Little Women Still Planning for the Big Time

News   Little Women Still Planning for the Big Time After a sold-out, workshop run at Durham, North Carolina's Duke University, Little Women is now in the "what's next?" stage. Though no firm plans for Broadway or out-of-town have been decided, the producers do hope to see the show running in New York in the 2001-02 season.

After a sold-out, workshop run at Durham, North Carolina's Duke University, Little Women is now in the "what's next?" stage. Though no firm plans for Broadway or out-of-town have been decided, the producers do hope to see the show running in New York in the 2001-02 season.

Little Women, a musical adaptation of Louis May Alcott's novel that nearly made it to Broadway this season, played Feb. 8-18 in a workshop production at Duke. All performances at the 100-seat, black-box Sheafer Theatre in the Bryan Center were sold out, according to Duke spokesperson Anna Upchurch (reached Feb. 6).

"Everyone learned a lot," NYC production spokesperson Michael Hartman told Playbill On-Line (April 5). "And the show continues to develop."

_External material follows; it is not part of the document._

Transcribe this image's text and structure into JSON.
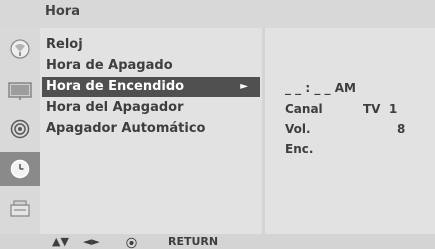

Kerry O'Malley, a Duke alumnus, played Jo in the NC mounting show. She, Robert Bartley (as John Brooke), Megan McGinnis (as Beth), Joe Machota (as Laurie) and Robert Stattel (as Mr. Laurence) all also participated in April 6-8 readings of the piece. (Several other actors in those readings, including Jan Maxwell [The Dinner Party] and John Dossett [The Adventures of Tom Sawyer], had other commitments and couldn't stay with the show. ) New names in the cast included Catherine Brunnel (as Amy), Mary Gordon Murray (as Marmee) and Rachel Hardin (as Meg). Veteran actress Jane Connell had been announced as Aunt March, but the role was played by Rita Gardner, an original cast member of The Fantasticks. Allen Fitzpatrick played Professor Bhaer. No word on how many of these cast-members will still be on board for the eventual commercial production.

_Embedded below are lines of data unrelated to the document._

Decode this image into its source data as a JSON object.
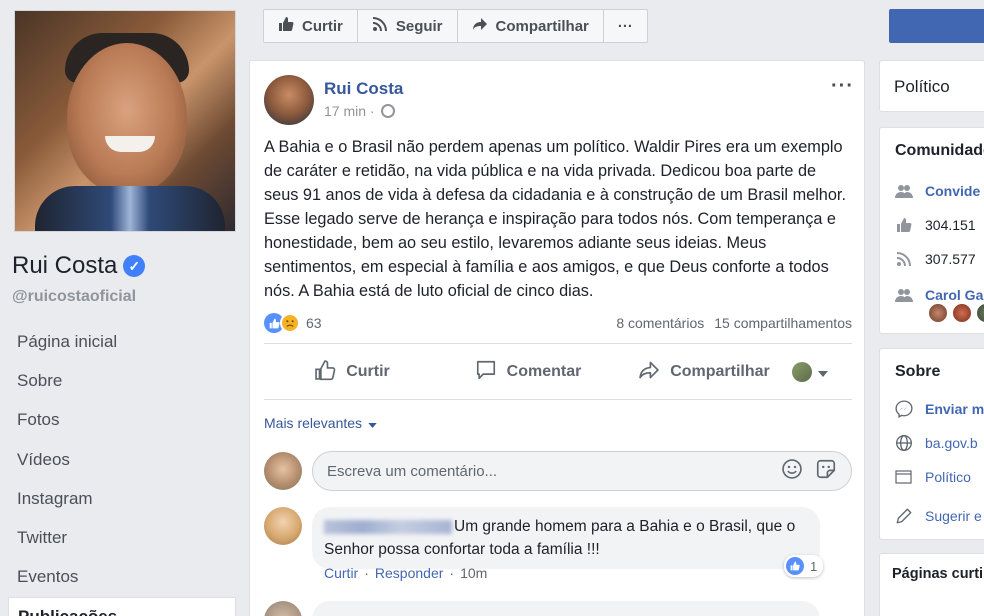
{
  "left_column": {
    "page_name": "Rui Costa",
    "verified_mark": "✓",
    "handle": "@ruicostaoficial",
    "nav": [
      {
        "label": "Página inicial"
      },
      {
        "label": "Sobre"
      },
      {
        "label": "Fotos"
      },
      {
        "label": "Vídeos"
      },
      {
        "label": "Instagram"
      },
      {
        "label": "Twitter"
      },
      {
        "label": "Eventos"
      },
      {
        "label": "Publicações"
      }
    ]
  },
  "action_bar": {
    "like_label": "Curtir",
    "follow_label": "Seguir",
    "share_label": "Compartilhar",
    "more_label": "···"
  },
  "post": {
    "author": "Rui Costa",
    "time": "17 min ·",
    "more": "···",
    "text": "A Bahia e o Brasil não perdem apenas um político. Waldir Pires era um exemplo de caráter e retidão, na vida pública e na vida privada. Dedicou boa parte de seus 91 anos de vida à defesa da cidadania e à construção de um Brasil melhor. Esse legado serve de herança e inspiração para todos nós. Com temperança e honestidade, bem ao seu estilo, levaremos adiante seus ideias. Meus sentimentos, em especial à família e aos amigos, e que Deus conforte a todos nós. A Bahia está de luto oficial de cinco dias.",
    "reactions_count": "63",
    "comments_count": "8 comentários",
    "shares_count": "15 compartilhamentos",
    "actions": {
      "like": "Curtir",
      "comment": "Comentar",
      "share": "Compartilhar"
    },
    "sort_label": "Mais relevantes",
    "comment_placeholder": "Escreva um comentário...",
    "comments": [
      {
        "text": "Um grande homem para a Bahia e o Brasil, que o Senhor possa confortar toda a família !!!",
        "like_link": "Curtir",
        "reply_link": "Responder",
        "time": "10m",
        "likes": "1"
      }
    ]
  },
  "right_column": {
    "category": "Político",
    "community_title": "Comunidade",
    "community_rows": [
      {
        "text": "Convide"
      },
      {
        "text": "304.151"
      },
      {
        "text": "307.577"
      },
      {
        "text": "Carol Ga"
      }
    ],
    "about_title": "Sobre",
    "about_rows": [
      {
        "text": "Enviar m"
      },
      {
        "text": "ba.gov.b"
      },
      {
        "text": "Político"
      },
      {
        "text": "Sugerir e"
      }
    ],
    "pages_title": "Páginas curti"
  }
}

Little Women is directed by Nick Corley and choreographed by Jennifer Paulson Lee. The show had been all set for Broadway this fall but then stalled in Boston and underwent a creative overhaul. Writer Allan Knee and new songwriters Jason Howland (music) and Mindi Dickstein (lyrics) tried to put a revised version of the show together in time to open this season, but there were too many creative and business details to sort out (not to mention a traffic jam of shows already booked into existing Broadway venues). Little Women had been announced for a Sept. 22-Oct. 8 tryout at Boston's Wilbur Theatre and a late-fall opening at the Ambassador Theatre on Broadway, but that was put off owing to business details of the changeover from one songwriting team (Kim Oler and Allison Hubbard) to another (Howland and Dickstein).

Still, the work on Little Women continued, and the show workshopped at Duke as part of the school's Theatre Previews at Duke (which also developed the Broadway-bound A Thousand Clowns and the nearly-made-it-to-Broadway Birdy). Commercial producers Dani Davis (a Duke alumnus), Randall L. Wreghitt and Ken Gentry are overseeing the project. Wreghitt was a producer of Off-Broadway's The Waverly Gallery and an associate producer of Broadway's The Real Thing.

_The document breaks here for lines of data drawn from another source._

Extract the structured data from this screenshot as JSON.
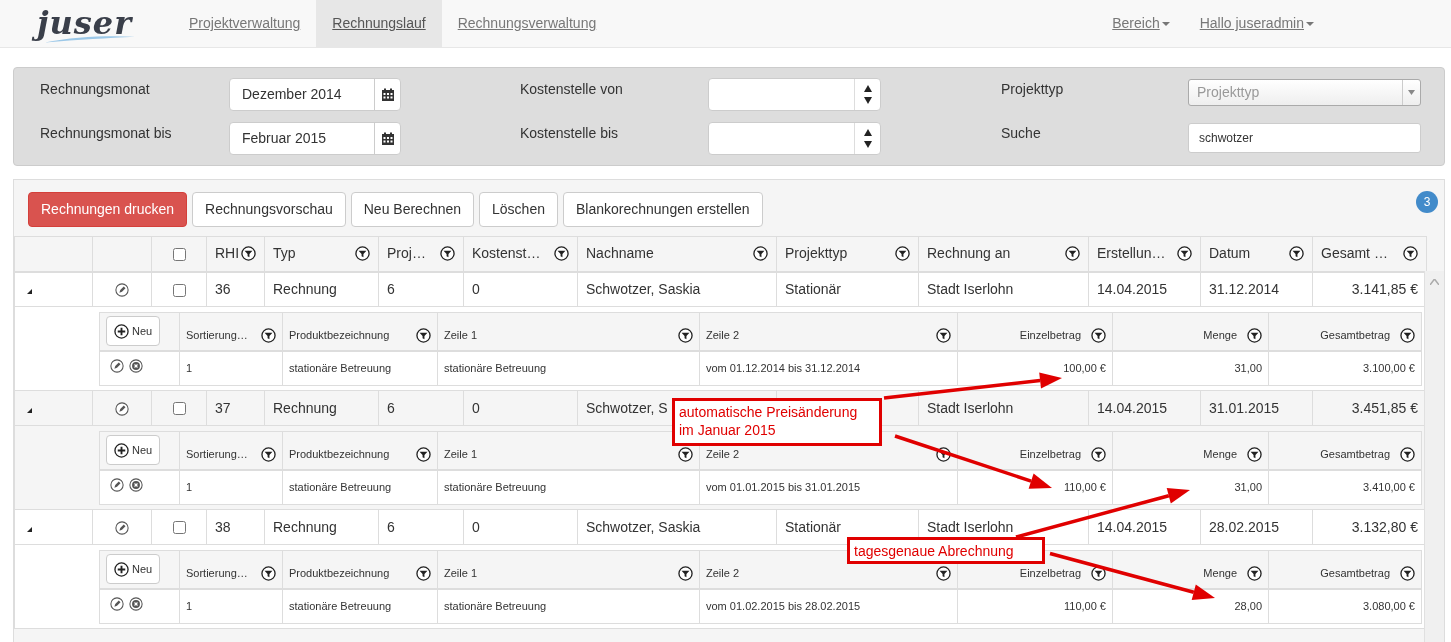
{
  "navbar": {
    "logo": "juser",
    "items": [
      {
        "label": "Projektverwaltung",
        "selected": false
      },
      {
        "label": "Rechnungslauf",
        "selected": true
      },
      {
        "label": "Rechnungsverwaltung",
        "selected": false
      }
    ],
    "menus": [
      {
        "label": "Bereich"
      },
      {
        "label": "Hallo juseradmin"
      }
    ]
  },
  "filters": [
    {
      "label": "Rechnungsmonat",
      "kind": "date",
      "value": "Dezember 2014"
    },
    {
      "label": "Kostenstelle von",
      "kind": "spinner"
    },
    {
      "label": "Projekttyp",
      "kind": "select",
      "placeholder": "Projekttyp"
    },
    {
      "label": "Rechnungsmonat bis",
      "kind": "date",
      "value": "Februar 2015"
    },
    {
      "label": "Kostenstelle bis",
      "kind": "spinner"
    },
    {
      "label": "Suche",
      "kind": "text",
      "value": "schwotzer"
    }
  ],
  "toolbar": {
    "buttons": [
      {
        "label": "Rechnungen drucken",
        "kind": "primary"
      },
      {
        "label": "Rechnungsvorschau",
        "kind": "default"
      },
      {
        "label": "Neu Berechnen",
        "kind": "default"
      },
      {
        "label": "Löschen",
        "kind": "default"
      },
      {
        "label": "Blankorechnungen erstellen",
        "kind": "default"
      }
    ],
    "count": "3"
  },
  "table": {
    "select_all": {
      "checked": false
    },
    "columns": [
      {
        "label": "RHI"
      },
      {
        "label": "Typ"
      },
      {
        "label": "Proj…"
      },
      {
        "label": "Kostenst…"
      },
      {
        "label": "Nachname"
      },
      {
        "label": "Projekttyp"
      },
      {
        "label": "Rechnung an"
      },
      {
        "label": "Erstellun…"
      },
      {
        "label": "Datum"
      },
      {
        "label": "Gesamt …"
      }
    ],
    "rows": [
      {
        "expanded": true,
        "checked": false,
        "cells": [
          "36",
          "Rechnung",
          "6",
          "0",
          "Schwotzer, Saskia",
          "Stationär",
          "Stadt Iserlohn",
          "14.04.2015",
          "31.12.2014",
          "3.141,85 €"
        ],
        "items": {
          "new_button": "Neu",
          "columns": [
            {
              "label": "Sortierung…",
              "numeric": false
            },
            {
              "label": "Produktbezeichnung",
              "numeric": false
            },
            {
              "label": "Zeile 1",
              "numeric": false
            },
            {
              "label": "Zeile 2",
              "numeric": false
            },
            {
              "label": "Einzelbetrag",
              "numeric": true
            },
            {
              "label": "Menge",
              "numeric": true
            },
            {
              "label": "Gesamtbetrag",
              "numeric": true
            }
          ],
          "rows": [
            {
              "cells": [
                "1",
                "stationäre Betreuung",
                "stationäre Betreuung",
                "vom 01.12.2014 bis 31.12.2014",
                "100,00 €",
                "31,00",
                "3.100,00 €"
              ]
            }
          ]
        }
      },
      {
        "expanded": true,
        "checked": false,
        "cells": [
          "37",
          "Rechnung",
          "6",
          "0",
          "Schwotzer, S",
          "",
          "Stadt Iserlohn",
          "14.04.2015",
          "31.01.2015",
          "3.451,85 €"
        ],
        "items": {
          "new_button": "Neu",
          "columns": [
            {
              "label": "Sortierung…",
              "numeric": false
            },
            {
              "label": "Produktbezeichnung",
              "numeric": false
            },
            {
              "label": "Zeile 1",
              "numeric": false
            },
            {
              "label": "Zeile 2",
              "numeric": false
            },
            {
              "label": "Einzelbetrag",
              "numeric": true
            },
            {
              "label": "Menge",
              "numeric": true
            },
            {
              "label": "Gesamtbetrag",
              "numeric": true
            }
          ],
          "rows": [
            {
              "cells": [
                "1",
                "stationäre Betreuung",
                "stationäre Betreuung",
                "vom 01.01.2015 bis 31.01.2015",
                "110,00 €",
                "31,00",
                "3.410,00 €"
              ]
            }
          ]
        }
      },
      {
        "expanded": true,
        "checked": false,
        "cells": [
          "38",
          "Rechnung",
          "6",
          "0",
          "Schwotzer, Saskia",
          "Stationär",
          "Stadt Iserlohn",
          "14.04.2015",
          "28.02.2015",
          "3.132,80 €"
        ],
        "items": {
          "new_button": "Neu",
          "columns": [
            {
              "label": "Sortierung…",
              "numeric": false
            },
            {
              "label": "Produktbezeichnung",
              "numeric": false
            },
            {
              "label": "Zeile 1",
              "numeric": false
            },
            {
              "label": "Zeile 2",
              "numeric": false
            },
            {
              "label": "Einzelbetrag",
              "numeric": true
            },
            {
              "label": "Menge",
              "numeric": true
            },
            {
              "label": "Gesamtbetrag",
              "numeric": true
            }
          ],
          "rows": [
            {
              "cells": [
                "1",
                "stationäre Betreuung",
                "stationäre Betreuung",
                "vom 01.02.2015 bis 28.02.2015",
                "110,00 €",
                "28,00",
                "3.080,00 €"
              ]
            }
          ]
        }
      }
    ]
  },
  "annotations": [
    {
      "text": "automatische Preisänderung im Januar 2015"
    },
    {
      "text": "tagesgenaue Abrechnung"
    }
  ]
}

Theatre Previews' managing director Zannie Voss told Playbill On-Line in December 2000, "The focus of this workshop will be to develop and test new material and to polish the flow of the piece."

— By David Lefkowitz
and Kenneth Jones